Well, the For Sale sign two houses down is still up, months now since my neighbors moved out.
I use the house as a barometer. Homes in my neighborhood used to sell in weeks, sometimes days. But the recession has caught up with Orange County, says tax Administrator Jo Roberson.
In Today's Chapel Hill News, Roberson says homes are staying on the market longer. From Jan. 1, 2009, to Oct. 31, 2010, sales toaled 2,178. From Jan. 1, 2005, to Dec. 31, 2006, a similar period after the last property revaluation, sales totaled 4,844.
In any revaluation the county wants to get the appraised tax value as close to the potential sale price as possible, or 100 percent. After the 2005 revaluation, the county’s ratio was 95.6 percent. By the end of 2006, it had dropped to 88.3 percent, meaning the median sales value had already outpaced the median assessed value.

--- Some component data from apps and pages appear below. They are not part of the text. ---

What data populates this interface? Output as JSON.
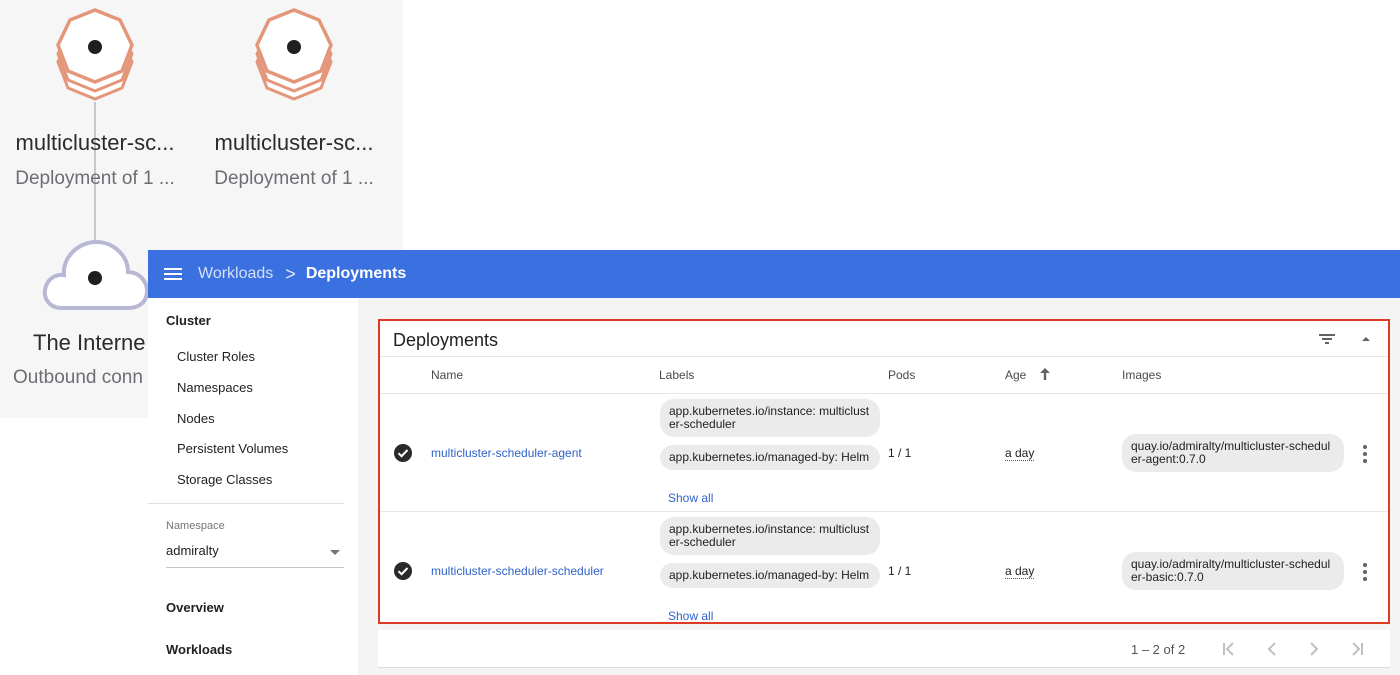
{
  "graph": {
    "nodes": [
      {
        "title": "multicluster-sc...",
        "subtitle": "Deployment of 1 ..."
      },
      {
        "title": "multicluster-sc...",
        "subtitle": "Deployment of 1 ..."
      }
    ],
    "internet": {
      "title": "The Interne",
      "subtitle": "Outbound conn"
    },
    "colors": {
      "deployment": "#e4967a",
      "cloud": "#b8b8d4"
    }
  },
  "toolbar": {
    "menu_icon": "hamburger-menu-icon",
    "breadcrumb": {
      "parent": "Workloads",
      "separator": ">",
      "current": "Deployments"
    },
    "color": "#3b70e0"
  },
  "sidebar": {
    "cluster_heading": "Cluster",
    "cluster_items": [
      "Cluster Roles",
      "Namespaces",
      "Nodes",
      "Persistent Volumes",
      "Storage Classes"
    ],
    "namespace_label": "Namespace",
    "namespace_value": "admiralty",
    "overview": "Overview",
    "workloads": "Workloads"
  },
  "deployments": {
    "title": "Deployments",
    "filter_icon": "filter-icon",
    "collapse_icon": "collapse-icon",
    "columns": {
      "name": "Name",
      "labels": "Labels",
      "pods": "Pods",
      "age": "Age",
      "images": "Images"
    },
    "sort": {
      "column": "Age",
      "direction": "ascending"
    },
    "rows": [
      {
        "status": "running",
        "name": "multicluster-scheduler-agent",
        "labels": [
          "app.kubernetes.io/instance: multicluster-scheduler",
          "app.kubernetes.io/managed-by: Helm"
        ],
        "show_all": "Show all",
        "pods": "1 / 1",
        "age": "a day",
        "image": "quay.io/admiralty/multicluster-scheduler-agent:0.7.0"
      },
      {
        "status": "running",
        "name": "multicluster-scheduler-scheduler",
        "labels": [
          "app.kubernetes.io/instance: multicluster-scheduler",
          "app.kubernetes.io/managed-by: Helm"
        ],
        "show_all": "Show all",
        "pods": "1 / 1",
        "age": "a day",
        "image": "quay.io/admiralty/multicluster-scheduler-basic:0.7.0"
      }
    ],
    "highlight_color": "#de3b24"
  },
  "pagination": {
    "range": "1 – 2 of 2",
    "buttons": [
      "first-page-icon",
      "previous-page-icon",
      "next-page-icon",
      "last-page-icon"
    ]
  }
}
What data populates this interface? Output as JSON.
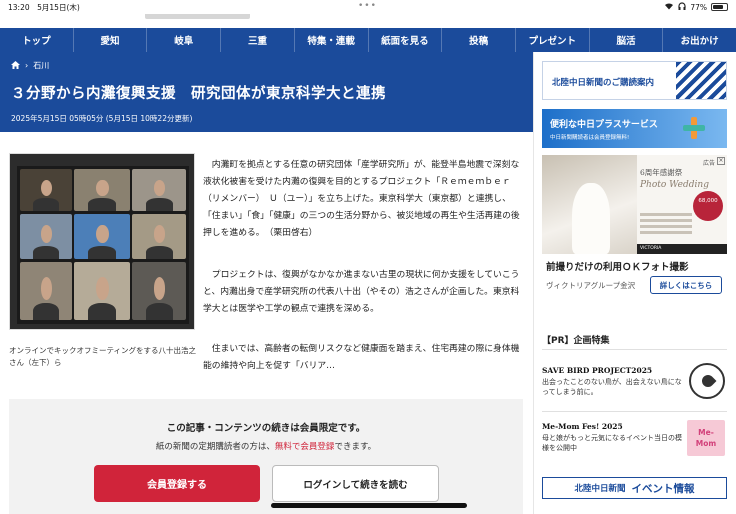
{
  "status": {
    "time": "13:20",
    "date": "5月15日(木)",
    "battery": "77%",
    "battery_level": 0.77
  },
  "nav": [
    "トップ",
    "愛知",
    "岐阜",
    "三重",
    "特集・連載",
    "紙面を見る",
    "投稿",
    "プレゼント",
    "脳活",
    "お出かけ"
  ],
  "breadcrumb": {
    "category": "石川"
  },
  "article": {
    "title": "３分野から内灘復興支援　研究団体が東京科学大と連携",
    "dateline": "2025年5月15日 05時05分 (5月15日 10時22分更新)",
    "caption": "オンラインでキックオフミーティングをする八十出浩之さん（左下）ら",
    "paragraphs": [
      "　内灘町を拠点とする任意の研究団体「産学研究所」が、能登半島地震で深刻な液状化被害を受けた内灘の復興を目的とするプロジェクト「Ｒｅｍｅｍｂｅｒ（リメンバー）　Ｕ（ユー）」を立ち上げた。東京科学大（東京都）と連携し、「住まい」「食」「健康」の三つの生活分野から、被災地域の再生や生活再建の後押しを進める。　（栗田啓右）",
      "　プロジェクトは、復興がなかなか進まない古里の現状に何か支援をしていこうと、内灘出身で産学研究所の代表八十出（やその）浩之さんが企画した。東京科学大とは医学や工学の観点で連携を深める。",
      "　住まいでは、高齢者の転倒リスクなど健康面を踏まえ、住宅再建の際に身体機能の維持や向上を促す「バリア…"
    ]
  },
  "paywall": {
    "title": "この記事・コンテンツの続きは会員限定です。",
    "sub_prefix": "紙の新聞の定期購読者の方は、",
    "sub_link": "無料で会員登録",
    "sub_suffix": "できます。",
    "register_label": "会員登録する",
    "login_label": "ログインして続きを読む"
  },
  "sidebar": {
    "subscribe_label": "北陸中日新聞のご購読案内",
    "plus_label": "便利な中日プラスサービス",
    "plus_sub": "中日新聞購読者は会員登録無料!",
    "ad_badge": "広告",
    "ad_close": "×",
    "wedding_title": "6周年感謝祭",
    "wedding_script": "Photo Wedding",
    "wedding_price": "68,000",
    "wedding_bar": "VICTORIA",
    "ad_headline": "前撮りだけの利用ＯＫフォト撮影",
    "ad_company": "ヴィクトリアグループ金沢",
    "ad_detail": "詳しくはこちら",
    "pr_head": "【PR】企画特集",
    "pr_items": [
      {
        "title": "SAVE BIRD PROJECT2025",
        "desc": "出会ったことのない鳥が、出会えない鳥になってしまう前に。"
      },
      {
        "title": "Me-Mom Fes! 2025",
        "desc": "母と娘がもっと元気になるイベント当日の模様を公開中"
      }
    ],
    "mom_logo": "Me-\nMom",
    "event_brand": "北陸中日新聞",
    "event_label": "イベント情報"
  }
}
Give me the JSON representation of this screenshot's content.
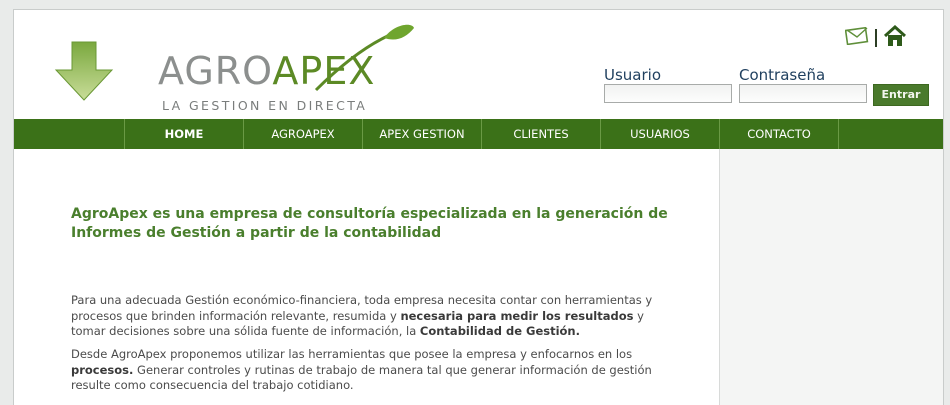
{
  "brand": {
    "name_part1": "AGRO",
    "name_part2": "APEX",
    "tagline": "LA GESTION EN DIRECTA",
    "colors": {
      "green": "#3b7118",
      "light_green": "#5c8a25",
      "gray": "#8c8f8e"
    }
  },
  "top_icons": [
    "mail-icon",
    "home-icon"
  ],
  "login": {
    "user_label": "Usuario",
    "password_label": "Contraseña",
    "user_value": "",
    "password_value": "",
    "submit_label": "Entrar"
  },
  "nav": {
    "items": [
      {
        "label": "HOME"
      },
      {
        "label": "AGROAPEX"
      },
      {
        "label": "APEX GESTION"
      },
      {
        "label": "CLIENTES"
      },
      {
        "label": "USUARIOS"
      },
      {
        "label": "CONTACTO"
      }
    ]
  },
  "content": {
    "headline": " AgroApex es una empresa de consultoría especializada en la generación de Informes de Gestión a partir de la contabilidad",
    "p1": {
      "a": "Para una adecuada Gestión económico-financiera, toda empresa necesita contar con herramientas y procesos que brinden información relevante, resumida y ",
      "b": "necesaria para medir los resultados",
      "c": " y tomar decisiones sobre una sólida fuente de información, la ",
      "d": "Contabilidad de Gestión."
    },
    "p2": {
      "a": "Desde AgroApex proponemos utilizar las herramientas que posee la empresa y enfocarnos en los ",
      "b": "procesos.",
      "c": " Generar controles y rutinas de trabajo de manera tal que generar información de gestión resulte como consecuencia del trabajo cotidiano."
    }
  }
}
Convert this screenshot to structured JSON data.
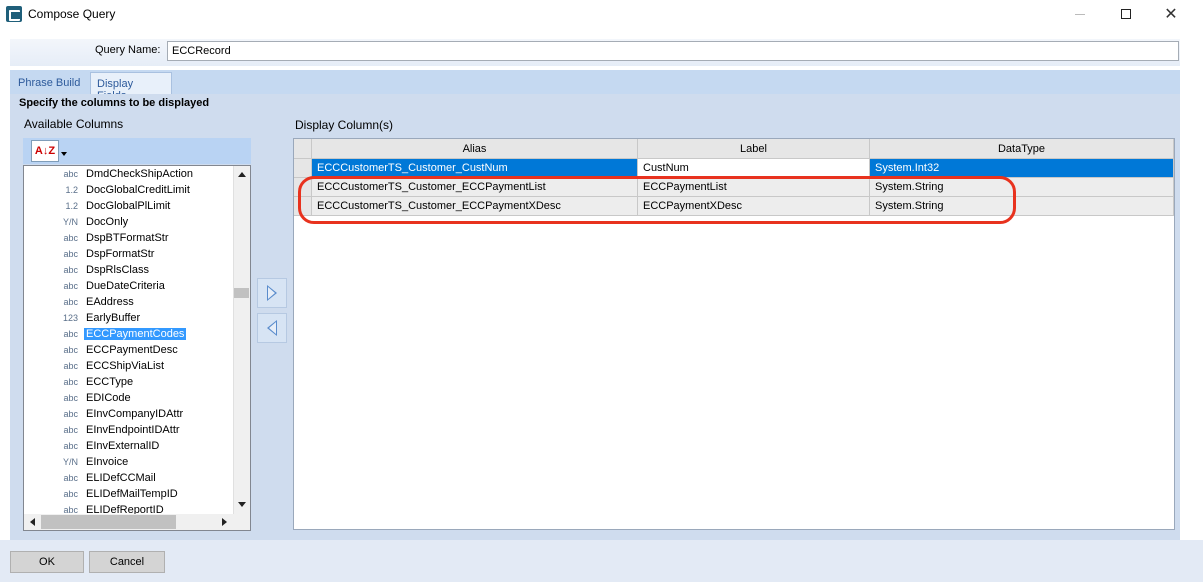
{
  "window": {
    "title": "Compose Query"
  },
  "query": {
    "label": "Query Name:",
    "value": "ECCRecord"
  },
  "tabs": [
    {
      "label": "Phrase Build",
      "active": false
    },
    {
      "label": "Display Fields",
      "active": true
    }
  ],
  "instructions": "Specify the columns to be displayed",
  "available": {
    "label": "Available Columns",
    "sort_icon": "sort-az-icon",
    "items": [
      {
        "type": "abc",
        "name": "DmdCheckShipAction"
      },
      {
        "type": "1.2",
        "name": "DocGlobalCreditLimit"
      },
      {
        "type": "1.2",
        "name": "DocGlobalPlLimit"
      },
      {
        "type": "Y/N",
        "name": "DocOnly"
      },
      {
        "type": "abc",
        "name": "DspBTFormatStr"
      },
      {
        "type": "abc",
        "name": "DspFormatStr"
      },
      {
        "type": "abc",
        "name": "DspRlsClass"
      },
      {
        "type": "abc",
        "name": "DueDateCriteria"
      },
      {
        "type": "abc",
        "name": "EAddress"
      },
      {
        "type": "123",
        "name": "EarlyBuffer"
      },
      {
        "type": "abc",
        "name": "ECCPaymentCodes",
        "selected": true
      },
      {
        "type": "abc",
        "name": "ECCPaymentDesc"
      },
      {
        "type": "abc",
        "name": "ECCShipViaList"
      },
      {
        "type": "abc",
        "name": "ECCType"
      },
      {
        "type": "abc",
        "name": "EDICode"
      },
      {
        "type": "abc",
        "name": "EInvCompanyIDAttr"
      },
      {
        "type": "abc",
        "name": "EInvEndpointIDAttr"
      },
      {
        "type": "abc",
        "name": "EInvExternalID"
      },
      {
        "type": "Y/N",
        "name": "EInvoice"
      },
      {
        "type": "abc",
        "name": "ELIDefCCMail"
      },
      {
        "type": "abc",
        "name": "ELIDefMailTempID"
      },
      {
        "type": "abc",
        "name": "ELIDefReportID"
      }
    ]
  },
  "display": {
    "label": "Display Column(s)",
    "headers": [
      "Alias",
      "Label",
      "DataType"
    ],
    "rows": [
      {
        "alias": "ECCCustomerTS_Customer_CustNum",
        "label": "CustNum",
        "datatype": "System.Int32"
      },
      {
        "alias": "ECCCustomerTS_Customer_ECCPaymentList",
        "label": "ECCPaymentList",
        "datatype": "System.String"
      },
      {
        "alias": "ECCCustomerTS_Customer_ECCPaymentXDesc",
        "label": "ECCPaymentXDesc",
        "datatype": "System.String"
      }
    ]
  },
  "buttons": {
    "ok": "OK",
    "cancel": "Cancel"
  },
  "colors": {
    "selection": "#0078d7",
    "list_selection": "#3399ff",
    "annotation": "#e8321e",
    "panel": "#cfdcee"
  }
}
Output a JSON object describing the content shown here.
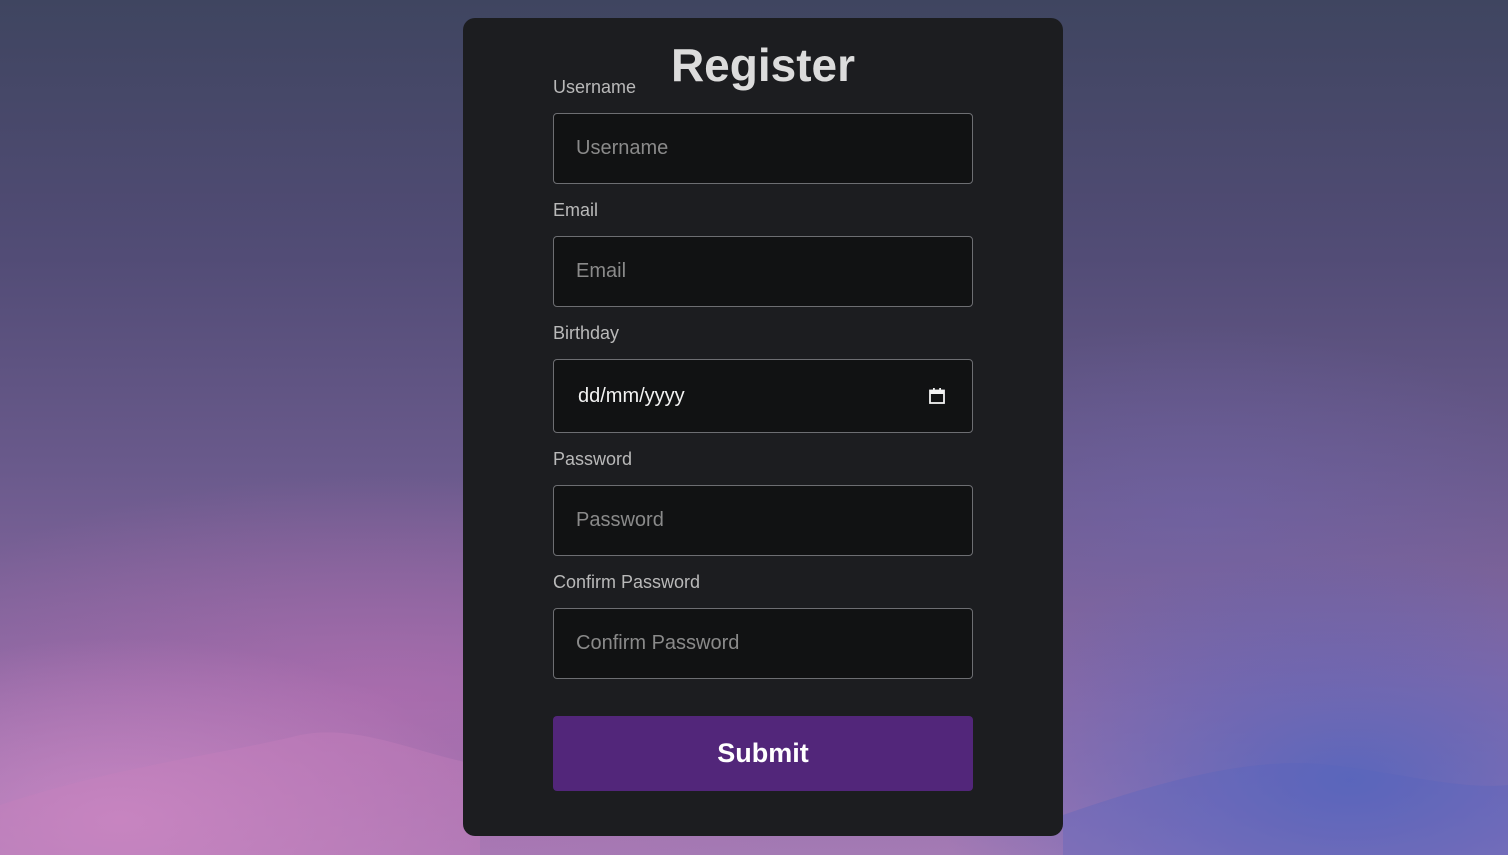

This time, Roberson says, the county's tax values are even closer to sales figures. After the 2009 revaluation, a Jan. 1, 2010, N.C. Department of Revenue Property Tax Division found Orange County’s ratio was 98.65 percent. From Jan. 1 to Oct. 31, 2010, the ratio rose slightly to about 99.1, indicating that property values are flat.
“Quite honestly we’re just about as close as you can get,” Roberson said. “You just don’t get more than 99 percent, and we did.”
The county commissioners must decide by next month whether to delay the next revaluation two years. The delay could save $200,000. If they go ahead and revalue and properties are worth less, they risk having to raise the tax rate to keep the same momney coming in. If they don't revalue and actual property values have changed, up or down, they risk current assessments being out of date and people not paying their fair share.
What do you think?